Rajesh Deb’s spirited and agile interlocution of a lost world of nineteenth century Calcutta is ageless, tells us engraved stories of a cultural space as we read them again and again: bristling with drama, thick with dialogue, vividly rendered and studded with astringent apercus and submerges them to the present tropes of our times. He believes that it is to the artist’s credit that, while eschewing the rigid limitations imposed by ideological tenets, one should nevertheless retain an honest and concerned humanity.

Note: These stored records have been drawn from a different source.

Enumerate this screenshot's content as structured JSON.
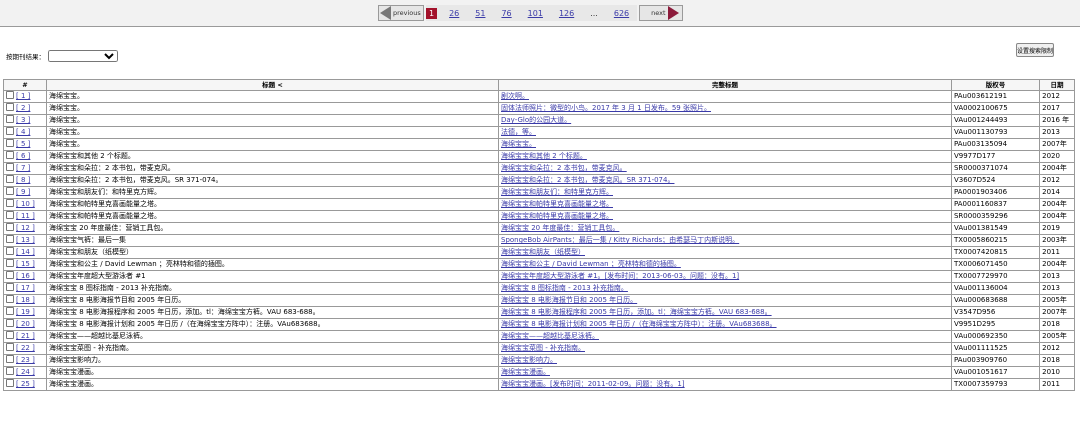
{
  "pager": {
    "previous_label": "previous",
    "next_label": "next",
    "current": "1",
    "pages": [
      "26",
      "51",
      "76",
      "101",
      "126",
      "...",
      "626"
    ]
  },
  "filter": {
    "label": "按期刊结果：",
    "selected": ""
  },
  "settings_button": "设置搜索限制",
  "table": {
    "headers": {
      "num": "#",
      "title": "标题 <",
      "full_title": "完整标题",
      "reg_number": "版权号",
      "date": "日期"
    },
    "rows": [
      {
        "num": "[ 1 ]",
        "title": "海绵宝宝。",
        "full": "剧次啊。",
        "reg": "PAu003612191",
        "date": "2012"
      },
      {
        "num": "[ 2 ]",
        "title": "海绵宝宝。",
        "full": "固体法师照片：微型的小鸟。2017 年 3 月 1 日发布。59 张照片。",
        "reg": "VA0002100675",
        "date": "2017"
      },
      {
        "num": "[ 3 ]",
        "title": "海绵宝宝。",
        "full": "Day-Glo的公园大道。",
        "reg": "VAu001244493",
        "date": "2016 年"
      },
      {
        "num": "[ 4 ]",
        "title": "海绵宝宝。",
        "full": "法德，等。",
        "reg": "VAu001130793",
        "date": "2013"
      },
      {
        "num": "[ 5 ]",
        "title": "海绵宝宝。",
        "full": "海绵宝宝。",
        "reg": "PAu003135094",
        "date": "2007年"
      },
      {
        "num": "[ 6 ]",
        "title": "海绵宝宝和其他 2 个标题。",
        "full": "海绵宝宝和其他 2 个标题。",
        "reg": "V9977D177",
        "date": "2020"
      },
      {
        "num": "[ 7 ]",
        "title": "海绵宝宝和朵拉：2 本书包，带麦克风。",
        "full": "海绵宝宝和朵拉：2 本书包，带麦克风。",
        "reg": "SR0000371074",
        "date": "2004年"
      },
      {
        "num": "[ 8 ]",
        "title": "海绵宝宝和朵拉：2 本书包，带麦克风。SR 371-074。",
        "full": "海绵宝宝和朵拉：2 本书包，带麦克风。SR 371-074。",
        "reg": "V3607D524",
        "date": "2012"
      },
      {
        "num": "[ 9 ]",
        "title": "海绵宝宝和朋友们：和特里克方辉。",
        "full": "海绵宝宝和朋友们：和特里克方辉。",
        "reg": "PA0001903406",
        "date": "2014"
      },
      {
        "num": "[ 10 ]",
        "title": "海绵宝宝和帕特里克喜画能量之塔。",
        "full": "海绵宝宝和帕特里克喜画能量之塔。",
        "reg": "PA0001160837",
        "date": "2004年"
      },
      {
        "num": "[ 11 ]",
        "title": "海绵宝宝和帕特里克喜画能量之塔。",
        "full": "海绵宝宝和帕特里克喜画能量之塔。",
        "reg": "SR0000359296",
        "date": "2004年"
      },
      {
        "num": "[ 12 ]",
        "title": "海绵宝宝 20 年度最佳：营销工具包。",
        "full": "海绵宝宝 20 年度最佳：营销工具包。",
        "reg": "VAu001381549",
        "date": "2019"
      },
      {
        "num": "[ 13 ]",
        "title": "海绵宝宝气裤：最后一集",
        "full": "SpongeBob AirPants：最后一集 / Kitty Richards；由希瑟马丁内斯说明。",
        "reg": "TX0005860215",
        "date": "2003年"
      },
      {
        "num": "[ 14 ]",
        "title": "海绵宝宝和朋友（纸模型）",
        "full": "海绵宝宝和朋友（纸模型）",
        "reg": "TX0007420815",
        "date": "2011"
      },
      {
        "num": "[ 15 ]",
        "title": "海绵宝宝和公主 / David Lewman ；亮林特和德的插图。",
        "full": "海绵宝宝和公主 / David Lewman ；亮林特和德的插图。",
        "reg": "TX0006071450",
        "date": "2004年"
      },
      {
        "num": "[ 16 ]",
        "title": "海绵宝宝年度超大型游泳者 #1",
        "full": "海绵宝宝年度超大型游泳者 #1。[发布时间：2013-06-03。问题：没有。1]",
        "reg": "TX0007729970",
        "date": "2013"
      },
      {
        "num": "[ 17 ]",
        "title": "海绵宝宝 8 图标指南 - 2013 补充指南。",
        "full": "海绵宝宝 8 图标指南 - 2013 补充指南。",
        "reg": "VAu001136004",
        "date": "2013"
      },
      {
        "num": "[ 18 ]",
        "title": "海绵宝宝 8 电影海报节目和 2005 年日历。",
        "full": "海绵宝宝 8 电影海报节目和 2005 年日历。",
        "reg": "VAu000683688",
        "date": "2005年"
      },
      {
        "num": "[ 19 ]",
        "title": "海绵宝宝 8 电影海报程序和 2005 年日历，添加。tl：海绵宝宝方裤。VAU 683-688。",
        "full": "海绵宝宝 8 电影海报程序和 2005 年日历，添加。tl：海绵宝宝方裤。VAU 683-688。",
        "reg": "V3547D956",
        "date": "2007年"
      },
      {
        "num": "[ 20 ]",
        "title": "海绵宝宝 8 电影海报计划和 2005 年日历 /（在海绵宝宝方阵中）：注册。VAu683688。",
        "full": "海绵宝宝 8 电影海报计划和 2005 年日历 /（在海绵宝宝方阵中）：注册。VAu683688。",
        "reg": "V9951D295",
        "date": "2018"
      },
      {
        "num": "[ 21 ]",
        "title": "海绵宝宝——超越比基尼泳裤。",
        "full": "海绵宝宝——超越比基尼泳裤。",
        "reg": "VAu000692350",
        "date": "2005年"
      },
      {
        "num": "[ 22 ]",
        "title": "海绵宝宝菜图 - 补充指南。",
        "full": "海绵宝宝菜图 - 补充指南。",
        "reg": "VAu001111525",
        "date": "2012"
      },
      {
        "num": "[ 23 ]",
        "title": "海绵宝宝影响力。",
        "full": "海绵宝宝影响力。",
        "reg": "PAu003909760",
        "date": "2018"
      },
      {
        "num": "[ 24 ]",
        "title": "海绵宝宝漫画。",
        "full": "海绵宝宝漫画。",
        "reg": "VAu001051617",
        "date": "2010"
      },
      {
        "num": "[ 25 ]",
        "title": "海绵宝宝漫画。",
        "full": "海绵宝宝漫画。[发布时间：2011-02-09。问题：没有。1]",
        "reg": "TX0007359793",
        "date": "2011"
      }
    ]
  }
}
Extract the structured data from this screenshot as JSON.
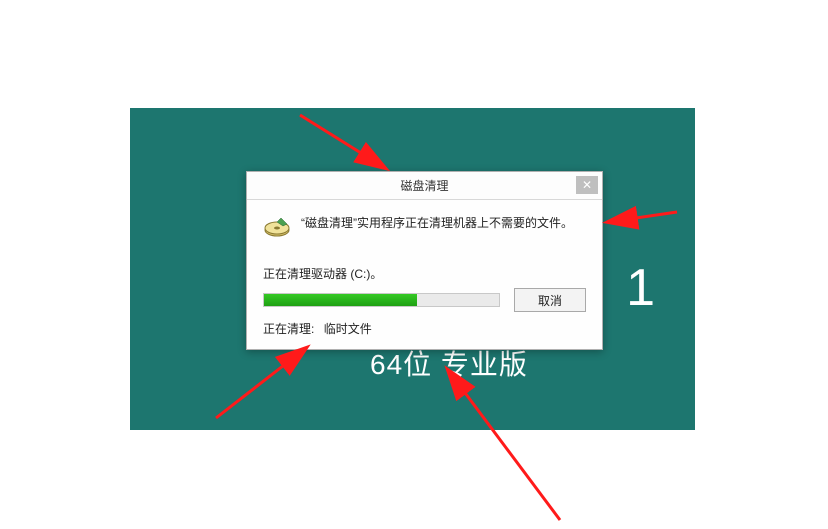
{
  "desktop": {
    "bg_big": "1",
    "bg_bottom": "64位   专业版"
  },
  "dialog": {
    "title": "磁盘清理",
    "close": "✕",
    "message": "“磁盘清理”实用程序正在清理机器上不需要的文件。",
    "progress_label": "正在清理驱动器 (C:)。",
    "progress_percent": 65,
    "cancel": "取消",
    "status_key": "正在清理:",
    "status_val": "临时文件"
  }
}
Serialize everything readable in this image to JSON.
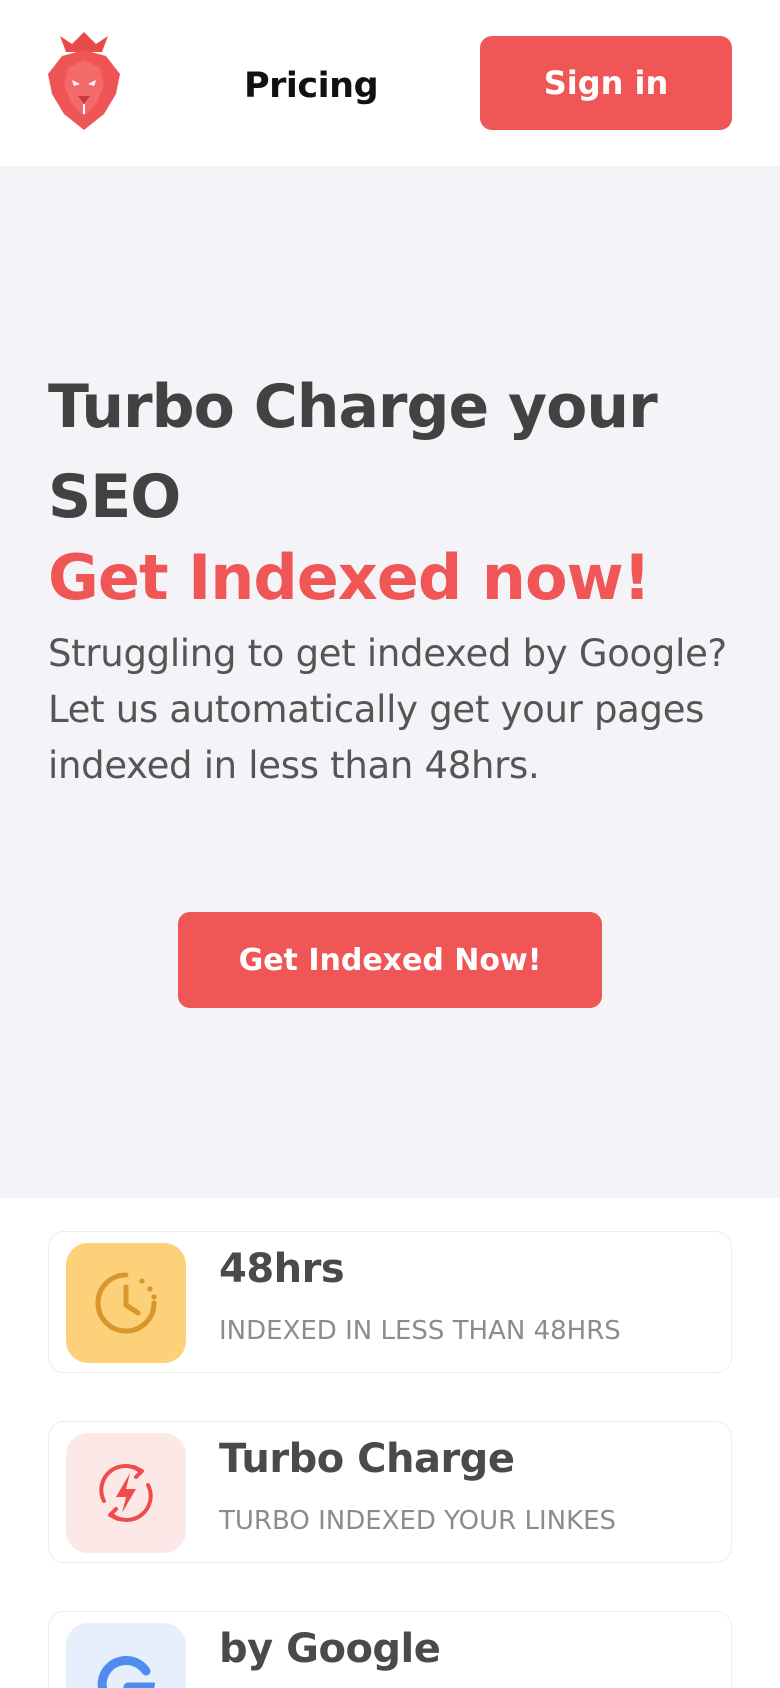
{
  "header": {
    "nav_pricing": "Pricing",
    "signin_label": "Sign in",
    "logo_icon": "crowned-lion-logo-icon"
  },
  "hero": {
    "title": "Turbo Charge your SEO",
    "accent": "Get Indexed now!",
    "description": "Struggling to get indexed by Google? Let us automatically get your pages indexed in less than 48hrs.",
    "cta_label": "Get Indexed Now!"
  },
  "features": [
    {
      "title": "48hrs",
      "subtitle": "INDEXED IN LESS THAN 48HRS",
      "icon": "clock-icon",
      "icon_bg": "#fdd17a",
      "icon_color": "#d9962a"
    },
    {
      "title": "Turbo Charge",
      "subtitle": "TURBO INDEXED YOUR LINKES",
      "icon": "lightning-icon",
      "icon_bg": "#fde8e8",
      "icon_color": "#ef4c4c"
    },
    {
      "title": "by Google",
      "subtitle": "",
      "icon": "google-g-icon",
      "icon_bg": "#e7effc",
      "icon_color": "#4f8cf0"
    }
  ],
  "colors": {
    "accent": "#f05656",
    "hero_bg": "#f4f4f8",
    "text_dark": "#424242"
  }
}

Deb’s body of work bears the testimony that how an eclectic range of imagery with almanacs produced in the nineteenth century especially in the late nineteenth and early twentieth century changing world of colonial India became instrumental in evolving a visual language of collage and citation and acted as a vehicle of cultural force, creating interstices between the sacred, the erotic, the political and colonial modern.
The painted spaces are zany and visionary as if the artist was suddenly possessed with ideas and just had to get them drawn. The painter loves tangents, starkness incompletion and reversal that intrigue. He takes us on an amazing journey that is lucid if not brilliant keeping in mind that the key to any successful conceptually based art is to be able to ingrain thought in material and these works in this exhibition are towards that.
His application of the paint across the surface that reinforces, or counterpoints, the rhythms set up by the distribution of figures and the grouping dark and light masses. The theatrical, dramatic use of the light in these works emphasizes a narrative, and the abstract chiaroscuro of luminosity and darkness modeling from across the canvas, but there is also a use of light-accents to pick out sequences of movements as in Five Intimate Friends or Feng Shui Tree or Gota –Kata.
We sense that, even after prolonged viewing, we’ll never learn more about those immortal stories that appear in these compositions. As with Barthesian pleasures of the text, our hungry eyes get a tangible pleasure, and the narrative is almost beside the point.